WARE, KEITH L. - Medal of Honor Recipient


Rank and organization:   Lieutenant Colonel, U.S . Army, 1st Battalion, 1 5th Infantry, 3d Infantry Division.

Place and date:   Near Sigolsheim, France, 26 December 1944.

Entered service at:   Glendale, Calif.

Birth:   23 November 1915, Denver, Colo.

G.O. No.: 47, 18 June 1945.

Citation:   Commanding the 1st Battalion attacking a strongly held enemy position on a hill near Sigolsheim, France, on 26 December 1944, found that 1 of his assault companies had been stopped and forced to dig in by a concentration of enemy artillery, mortar, and machinegun fire. The company had suffered casualties in attempting to take the hill. Realizing that his men must be inspired to new courage, Lt. Col. Ware went forward 150 yards beyond the most forward elements of his command, and for 2 hours reconnoitered the enemy positions, deliberately drawing fire upon himself which caused the enemy to disclose his dispositions. Returning to his company, he armed himself with an automatic rifle and boldly advanced upon the enemy, followed by 2 officers, 9 enlisted men, and a tank. Approaching an enemy machinegun, Lt. Col. Ware shot 2 German riflemen and fired tracers into the emplacement, indicating its position to his tank, which promptly knocked the gun out of action. Lt. Col. Ware turned his attention to a second machinegun, killing 2 of its supporting riflemen and forcing the others to surrender. The tank destroyed the gun. Having expended the ammunition for the automatic rifle, Lt. Col. Ware took up an Ml rifle, killed a German rifleman, and fired upon a third machinegun 50 yards away. His tank silenced the gun. Upon his approach to a fourth machinegun, its supporting riflemen surrendered and his tank disposed of the gun. During this action Lt. Col. Ware's small assault group was fully engaged in attacking enemy positions that were not receiving his direct and personal attention. Five of his party of 11 were casualties and Lt. Col. Ware was wounded but refused medical attention until this important hill position was cleared of the enemy and securely occupied by his command.

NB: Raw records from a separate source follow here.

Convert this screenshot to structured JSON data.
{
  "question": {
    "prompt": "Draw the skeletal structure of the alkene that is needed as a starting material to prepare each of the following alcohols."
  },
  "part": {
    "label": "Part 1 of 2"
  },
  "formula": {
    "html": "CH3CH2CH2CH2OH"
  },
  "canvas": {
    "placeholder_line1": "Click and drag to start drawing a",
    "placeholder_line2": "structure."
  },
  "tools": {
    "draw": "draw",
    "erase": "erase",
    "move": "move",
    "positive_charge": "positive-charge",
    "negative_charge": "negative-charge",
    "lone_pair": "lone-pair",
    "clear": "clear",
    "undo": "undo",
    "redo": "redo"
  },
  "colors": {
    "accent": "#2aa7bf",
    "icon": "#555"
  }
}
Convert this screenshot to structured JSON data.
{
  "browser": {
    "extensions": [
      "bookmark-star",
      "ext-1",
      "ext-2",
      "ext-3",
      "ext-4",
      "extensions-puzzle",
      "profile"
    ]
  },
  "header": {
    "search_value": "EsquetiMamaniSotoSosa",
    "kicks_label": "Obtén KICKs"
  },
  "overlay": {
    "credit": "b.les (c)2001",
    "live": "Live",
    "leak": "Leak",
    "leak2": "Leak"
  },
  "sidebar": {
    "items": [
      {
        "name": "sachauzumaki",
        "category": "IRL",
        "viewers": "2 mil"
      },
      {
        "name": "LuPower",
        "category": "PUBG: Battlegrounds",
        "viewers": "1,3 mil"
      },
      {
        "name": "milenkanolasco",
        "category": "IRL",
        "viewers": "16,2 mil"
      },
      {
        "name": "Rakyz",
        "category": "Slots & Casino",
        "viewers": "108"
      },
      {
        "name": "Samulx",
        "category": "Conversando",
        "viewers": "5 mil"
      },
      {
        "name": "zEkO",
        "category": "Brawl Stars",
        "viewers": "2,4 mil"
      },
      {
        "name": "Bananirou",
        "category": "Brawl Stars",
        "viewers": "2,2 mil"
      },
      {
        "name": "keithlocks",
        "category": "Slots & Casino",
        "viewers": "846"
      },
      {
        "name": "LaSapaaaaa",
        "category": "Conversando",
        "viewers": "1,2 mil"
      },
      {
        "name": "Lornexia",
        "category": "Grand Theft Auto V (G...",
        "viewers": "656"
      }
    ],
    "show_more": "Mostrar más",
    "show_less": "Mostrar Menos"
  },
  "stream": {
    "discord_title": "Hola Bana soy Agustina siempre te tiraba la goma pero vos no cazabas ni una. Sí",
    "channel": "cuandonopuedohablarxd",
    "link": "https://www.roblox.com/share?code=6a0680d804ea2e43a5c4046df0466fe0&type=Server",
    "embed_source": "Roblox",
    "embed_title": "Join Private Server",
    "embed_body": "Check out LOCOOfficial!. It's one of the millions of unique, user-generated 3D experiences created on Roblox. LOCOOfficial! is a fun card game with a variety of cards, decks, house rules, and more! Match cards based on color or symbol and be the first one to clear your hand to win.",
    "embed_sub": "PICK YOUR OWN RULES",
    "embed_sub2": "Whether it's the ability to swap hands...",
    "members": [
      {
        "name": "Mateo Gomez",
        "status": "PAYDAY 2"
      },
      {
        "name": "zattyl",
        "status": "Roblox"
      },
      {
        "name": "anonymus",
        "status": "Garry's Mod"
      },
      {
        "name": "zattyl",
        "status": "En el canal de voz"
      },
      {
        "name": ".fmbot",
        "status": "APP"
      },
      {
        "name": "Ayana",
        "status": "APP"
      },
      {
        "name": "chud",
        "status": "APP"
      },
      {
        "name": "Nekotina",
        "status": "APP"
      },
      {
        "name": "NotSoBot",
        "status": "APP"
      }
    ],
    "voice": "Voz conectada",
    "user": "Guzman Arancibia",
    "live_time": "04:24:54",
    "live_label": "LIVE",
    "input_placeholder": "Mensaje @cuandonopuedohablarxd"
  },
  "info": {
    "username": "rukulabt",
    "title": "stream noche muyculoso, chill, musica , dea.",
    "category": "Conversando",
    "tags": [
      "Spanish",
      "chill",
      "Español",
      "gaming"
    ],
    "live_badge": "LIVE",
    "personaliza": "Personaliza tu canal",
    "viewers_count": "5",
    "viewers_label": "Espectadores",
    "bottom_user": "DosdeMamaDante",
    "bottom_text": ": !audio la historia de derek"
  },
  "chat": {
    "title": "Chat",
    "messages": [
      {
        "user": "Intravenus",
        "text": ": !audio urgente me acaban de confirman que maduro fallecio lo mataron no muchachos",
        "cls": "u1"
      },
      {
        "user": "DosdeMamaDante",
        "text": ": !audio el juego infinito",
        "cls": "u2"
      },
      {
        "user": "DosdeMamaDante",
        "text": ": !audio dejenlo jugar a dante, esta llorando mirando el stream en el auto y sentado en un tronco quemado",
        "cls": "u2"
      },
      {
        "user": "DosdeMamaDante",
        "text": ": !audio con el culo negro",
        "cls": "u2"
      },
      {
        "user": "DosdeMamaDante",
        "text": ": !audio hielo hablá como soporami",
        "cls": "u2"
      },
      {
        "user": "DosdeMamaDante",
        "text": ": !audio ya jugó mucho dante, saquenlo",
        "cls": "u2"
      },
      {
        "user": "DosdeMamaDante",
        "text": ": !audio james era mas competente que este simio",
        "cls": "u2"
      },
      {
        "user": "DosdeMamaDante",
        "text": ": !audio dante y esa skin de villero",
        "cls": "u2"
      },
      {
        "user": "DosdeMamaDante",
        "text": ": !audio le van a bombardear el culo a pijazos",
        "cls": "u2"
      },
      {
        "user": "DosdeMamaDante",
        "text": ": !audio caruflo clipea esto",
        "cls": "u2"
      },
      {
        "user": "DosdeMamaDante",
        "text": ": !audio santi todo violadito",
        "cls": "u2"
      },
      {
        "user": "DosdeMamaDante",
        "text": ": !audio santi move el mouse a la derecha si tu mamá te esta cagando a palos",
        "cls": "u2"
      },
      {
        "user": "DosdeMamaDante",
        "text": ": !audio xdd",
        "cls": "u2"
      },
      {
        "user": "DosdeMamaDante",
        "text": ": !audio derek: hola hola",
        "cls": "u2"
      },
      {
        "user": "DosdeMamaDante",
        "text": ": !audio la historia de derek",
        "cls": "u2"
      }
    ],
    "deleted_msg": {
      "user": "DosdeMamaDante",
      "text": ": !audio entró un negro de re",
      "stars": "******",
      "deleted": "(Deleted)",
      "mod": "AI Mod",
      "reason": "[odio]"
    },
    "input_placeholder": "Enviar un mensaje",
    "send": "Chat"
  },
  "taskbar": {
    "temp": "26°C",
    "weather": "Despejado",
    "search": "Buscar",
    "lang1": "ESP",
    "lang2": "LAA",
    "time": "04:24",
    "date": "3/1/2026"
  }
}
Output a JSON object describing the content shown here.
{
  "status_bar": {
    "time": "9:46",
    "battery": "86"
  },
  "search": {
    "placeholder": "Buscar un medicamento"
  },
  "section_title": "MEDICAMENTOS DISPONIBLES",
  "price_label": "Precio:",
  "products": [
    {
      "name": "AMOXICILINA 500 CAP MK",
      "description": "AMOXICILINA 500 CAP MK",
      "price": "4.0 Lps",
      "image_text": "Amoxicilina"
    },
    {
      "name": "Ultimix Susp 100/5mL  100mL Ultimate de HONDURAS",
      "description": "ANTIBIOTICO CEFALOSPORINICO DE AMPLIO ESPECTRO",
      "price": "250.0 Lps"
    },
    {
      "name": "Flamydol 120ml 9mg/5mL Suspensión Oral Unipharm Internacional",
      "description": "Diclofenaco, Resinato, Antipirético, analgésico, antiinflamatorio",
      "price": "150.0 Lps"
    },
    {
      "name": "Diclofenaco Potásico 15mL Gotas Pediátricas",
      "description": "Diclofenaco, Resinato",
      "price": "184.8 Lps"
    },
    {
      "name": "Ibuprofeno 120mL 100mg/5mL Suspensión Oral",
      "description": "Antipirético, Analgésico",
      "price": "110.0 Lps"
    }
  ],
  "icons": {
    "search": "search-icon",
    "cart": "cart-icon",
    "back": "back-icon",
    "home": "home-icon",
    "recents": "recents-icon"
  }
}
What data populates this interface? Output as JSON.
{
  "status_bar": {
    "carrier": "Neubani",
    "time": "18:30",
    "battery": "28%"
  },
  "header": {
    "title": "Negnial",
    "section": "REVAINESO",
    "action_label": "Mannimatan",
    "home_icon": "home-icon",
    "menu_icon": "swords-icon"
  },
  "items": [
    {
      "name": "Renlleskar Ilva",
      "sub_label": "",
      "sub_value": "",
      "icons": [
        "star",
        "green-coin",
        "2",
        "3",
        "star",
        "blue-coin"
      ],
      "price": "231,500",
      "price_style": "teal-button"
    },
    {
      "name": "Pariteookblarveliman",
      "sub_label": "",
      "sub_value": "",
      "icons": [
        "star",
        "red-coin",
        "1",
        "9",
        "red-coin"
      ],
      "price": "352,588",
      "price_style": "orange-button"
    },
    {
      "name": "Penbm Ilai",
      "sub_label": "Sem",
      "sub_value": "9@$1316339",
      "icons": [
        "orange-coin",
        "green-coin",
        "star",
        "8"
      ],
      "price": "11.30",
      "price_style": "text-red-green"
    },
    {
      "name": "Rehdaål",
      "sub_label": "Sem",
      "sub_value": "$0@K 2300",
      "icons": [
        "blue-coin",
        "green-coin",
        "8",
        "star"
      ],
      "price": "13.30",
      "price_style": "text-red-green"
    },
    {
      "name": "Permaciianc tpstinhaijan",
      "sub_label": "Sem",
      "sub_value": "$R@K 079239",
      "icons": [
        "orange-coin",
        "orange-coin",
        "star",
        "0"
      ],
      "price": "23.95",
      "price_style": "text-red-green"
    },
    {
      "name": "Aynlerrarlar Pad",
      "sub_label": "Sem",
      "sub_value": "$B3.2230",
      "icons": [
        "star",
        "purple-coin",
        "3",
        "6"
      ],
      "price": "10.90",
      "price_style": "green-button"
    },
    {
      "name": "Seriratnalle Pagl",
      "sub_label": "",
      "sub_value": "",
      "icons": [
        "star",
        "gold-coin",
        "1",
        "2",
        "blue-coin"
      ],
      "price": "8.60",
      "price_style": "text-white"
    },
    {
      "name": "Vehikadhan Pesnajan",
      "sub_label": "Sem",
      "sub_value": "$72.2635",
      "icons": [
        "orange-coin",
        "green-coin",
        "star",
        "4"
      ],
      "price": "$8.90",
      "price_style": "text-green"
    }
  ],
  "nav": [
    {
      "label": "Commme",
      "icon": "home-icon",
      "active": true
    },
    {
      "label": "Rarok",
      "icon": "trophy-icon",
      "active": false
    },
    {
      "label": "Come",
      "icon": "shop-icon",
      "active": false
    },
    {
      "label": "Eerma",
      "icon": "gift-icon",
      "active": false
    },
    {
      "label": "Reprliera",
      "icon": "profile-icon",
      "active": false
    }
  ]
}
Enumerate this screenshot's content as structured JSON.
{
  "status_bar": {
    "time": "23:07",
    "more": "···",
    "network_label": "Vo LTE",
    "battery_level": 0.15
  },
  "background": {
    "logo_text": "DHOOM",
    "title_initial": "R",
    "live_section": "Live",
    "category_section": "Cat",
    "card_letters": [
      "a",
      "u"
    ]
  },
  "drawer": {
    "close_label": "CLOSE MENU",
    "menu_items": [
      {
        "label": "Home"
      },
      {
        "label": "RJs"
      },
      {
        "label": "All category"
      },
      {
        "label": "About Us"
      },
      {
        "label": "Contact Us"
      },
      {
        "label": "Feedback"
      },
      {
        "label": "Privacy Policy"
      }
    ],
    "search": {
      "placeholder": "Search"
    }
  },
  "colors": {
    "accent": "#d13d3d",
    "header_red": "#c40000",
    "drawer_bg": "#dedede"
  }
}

This data was extracted from the Committee on Veterans' Affairs, U.S. Senate, Medal of Honor Recipients: 1863-1973 (Washington, D.C.: Government Printing Office, 1973)